BMW Concept 8 and M8: new design language

BMW is launching a new 8 series – and this already in the coming summer. In addition, a prototype of an M8 already exists.

“To 86 percent,” jokes Adrian van Hooydonk when asked how close the Concept 8 Series baptized coupe of the series comes. Already this coming summer, BMW is launching the series production of a new 8 – a prototype of an M8 already exists.

With its aggressively sculpted Fastback shape, the deep and wide doublet and its like the i8 partly freistehende taillights the 8er rings a new era in the design. It is internally described as “precision and poetry” – and symbolizes a leap forward: “From now on this form language,” says BMW’s chief designer van Hooydonk. While the upcoming Crossover X2, seen as a vehicle study in Paris in the autumn of 2016, was merely an indication, the 8er is now completely implementing the new approach. After that, van Hooydonk said: “We will completely change the face of the brand.”

New interior BMW M8

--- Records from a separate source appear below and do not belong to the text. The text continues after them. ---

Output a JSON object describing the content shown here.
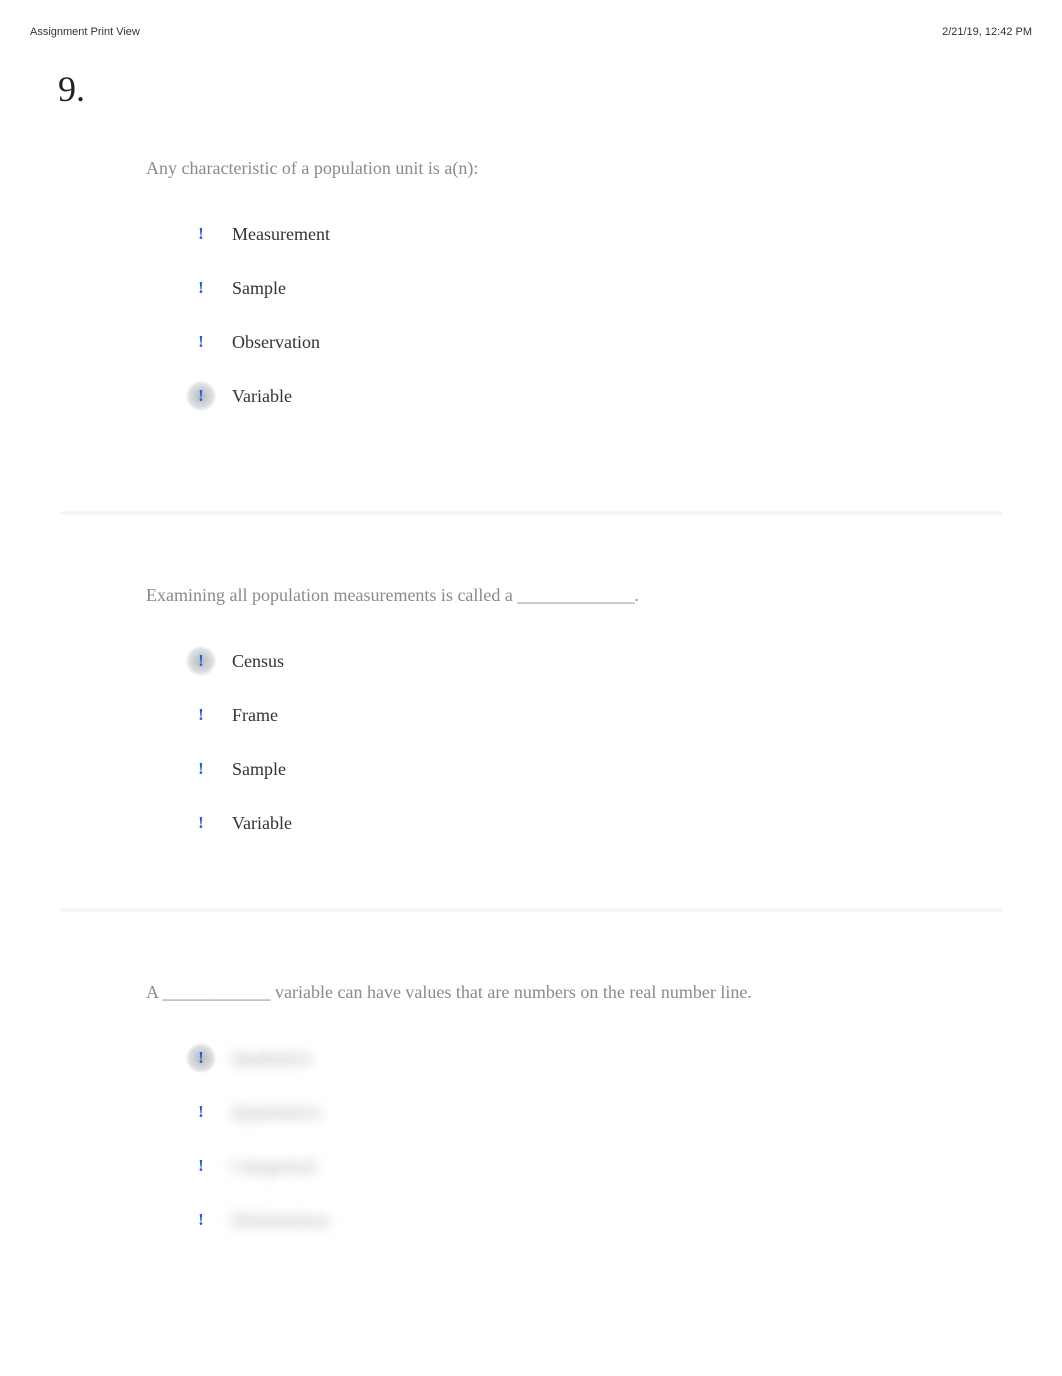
{
  "header": {
    "left": "Assignment Print View",
    "right": "2/21/19, 12:42 PM"
  },
  "questionNumber": "9.",
  "q1": {
    "prompt": "Any characteristic of a population unit is a(n):",
    "options": {
      "a": "Measurement",
      "b": "Sample",
      "c": "Observation",
      "d": "Variable"
    }
  },
  "q2": {
    "prompt": "Examining all population measurements is called a _____________.",
    "options": {
      "a": "Census",
      "b": "Frame",
      "c": "Sample",
      "d": "Variable"
    }
  },
  "q3": {
    "prompt": "A ____________ variable can have values that are numbers on the real number line.",
    "options": {
      "a": "Qualitative",
      "b": "Quantitative",
      "c": "Categorical",
      "d": "Dichotomous"
    }
  },
  "markerGlyph": "!"
}
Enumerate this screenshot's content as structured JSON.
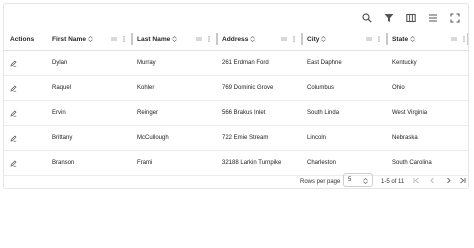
{
  "toolbar": {
    "icons": [
      "search-icon",
      "filter-icon",
      "columns-icon",
      "density-icon",
      "fullscreen-icon"
    ]
  },
  "columns": [
    {
      "key": "actions",
      "label": "Actions"
    },
    {
      "key": "first_name",
      "label": "First Name"
    },
    {
      "key": "last_name",
      "label": "Last Name"
    },
    {
      "key": "address",
      "label": "Address"
    },
    {
      "key": "city",
      "label": "City"
    },
    {
      "key": "state",
      "label": "State"
    }
  ],
  "rows": [
    {
      "first_name": "Dylan",
      "last_name": "Murray",
      "address": "261 Erdman Ford",
      "city": "East Daphne",
      "state": "Kentucky"
    },
    {
      "first_name": "Raquel",
      "last_name": "Kohler",
      "address": "769 Dominic Grove",
      "city": "Columbus",
      "state": "Ohio"
    },
    {
      "first_name": "Ervin",
      "last_name": "Reinger",
      "address": "566 Brakus Inlet",
      "city": "South Linda",
      "state": "West Virginia"
    },
    {
      "first_name": "Brittany",
      "last_name": "McCullough",
      "address": "722 Emie Stream",
      "city": "Lincoln",
      "state": "Nebraska"
    },
    {
      "first_name": "Branson",
      "last_name": "Frami",
      "address": "32188 Larkin Turnpike",
      "city": "Charleston",
      "state": "South Carolina"
    }
  ],
  "footer": {
    "rows_per_page_label": "Rows per page",
    "rows_per_page_value": "5",
    "page_range": "1-5 of 11"
  },
  "colors": {
    "border": "#e2e2e2",
    "icon": "#555555",
    "resize_handle": "#c8c8c8"
  }
}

The interior of the 8-series is also presented in a new form, although the impression is more evolutionary than revolutionary: the flat dashboard as well as the wide and high center console, angled towards the driver, are functional, sporty and functional. It remains as with the current sedans with the rigid central screen, which grows out of the console vertically. The components of carbon-fiber composite, which are installed on the inside and outside, are, by the way, purely decorative; They give no indication of the vehicle architecture. On the contrary: Like the current 6 Series, the upcoming 8 Series is based on the shortened chassis of the 5 Series. This also makes it clear that the new 8 series will come on the market with six and eight-cylinder engines, but not with the V12 engine.

Of course, the new naming is still a signal: “More performance, more luxury, more unique character,” says Adrian van Hooydonk, and Brandchef Hildegard Wortmann emphasizes: “8er is higher than the 6th, so we are well placed in the luxury class.” As far as the vehicle architecture is concerned, however, it has a clear attitude: “The customer is not interested at all.” This pragmatic attitude should ensure that the 1989 error does not repeat itself: Even then replaced an 8 series the first generation of the 6er , But with numerous 7-piece components and V12 engine, the car was much more expensive and completely differently positioned, ultimately BMW could not even one third of the numbers of the predecessor bring under the groomed clientele.

Perhaps it would have been different if BMW had implemented some of the ideas that had already advanced internally in the 90s: There were prototypes of an 8-series convertible and an extremely powerful M8, and an entry-level model with a displacement of three liters was also planned. It is precisely these versions will be the case of the new 8 series – and because it has worked so well in the 6 Series, BMW is planning a four-door derivative, the Gran Coupe, as well as the Cabriolet for the 8 Series. With this range of variants and its impressive form, the new series will be largely unrivaled from the middle of 2018 onwards.

Prototype of the M8

Within the framework of the 24-hour race at the Nürburgring, BMW also had a completely masked prototype of the upcoming M8 – not necessarily a visual one, but all the more an acoustic treat. Even if the manufacturer is officially covered: It can be assumed that under the sharp-swept engine hood the same 4.4-liter V8-Biturbo, which also drives the upcoming upcoming BMW M5. The unit will deliver more than 600 hp, which can be delivered to all four wheels or traditionally on the rear axle depending on the driver’s requirements. An eight-speed automatic transmission is provided for the transmission of power, which will be obligatory for the M GmbH.

In contrast to the regular 8 series, the M8 is likely to have extensive lightweight construction, including carbon fiber components. And there will be a derivative for the circuit: the M8 GTE, which will be released this year – and before the production cars – on the racetracks.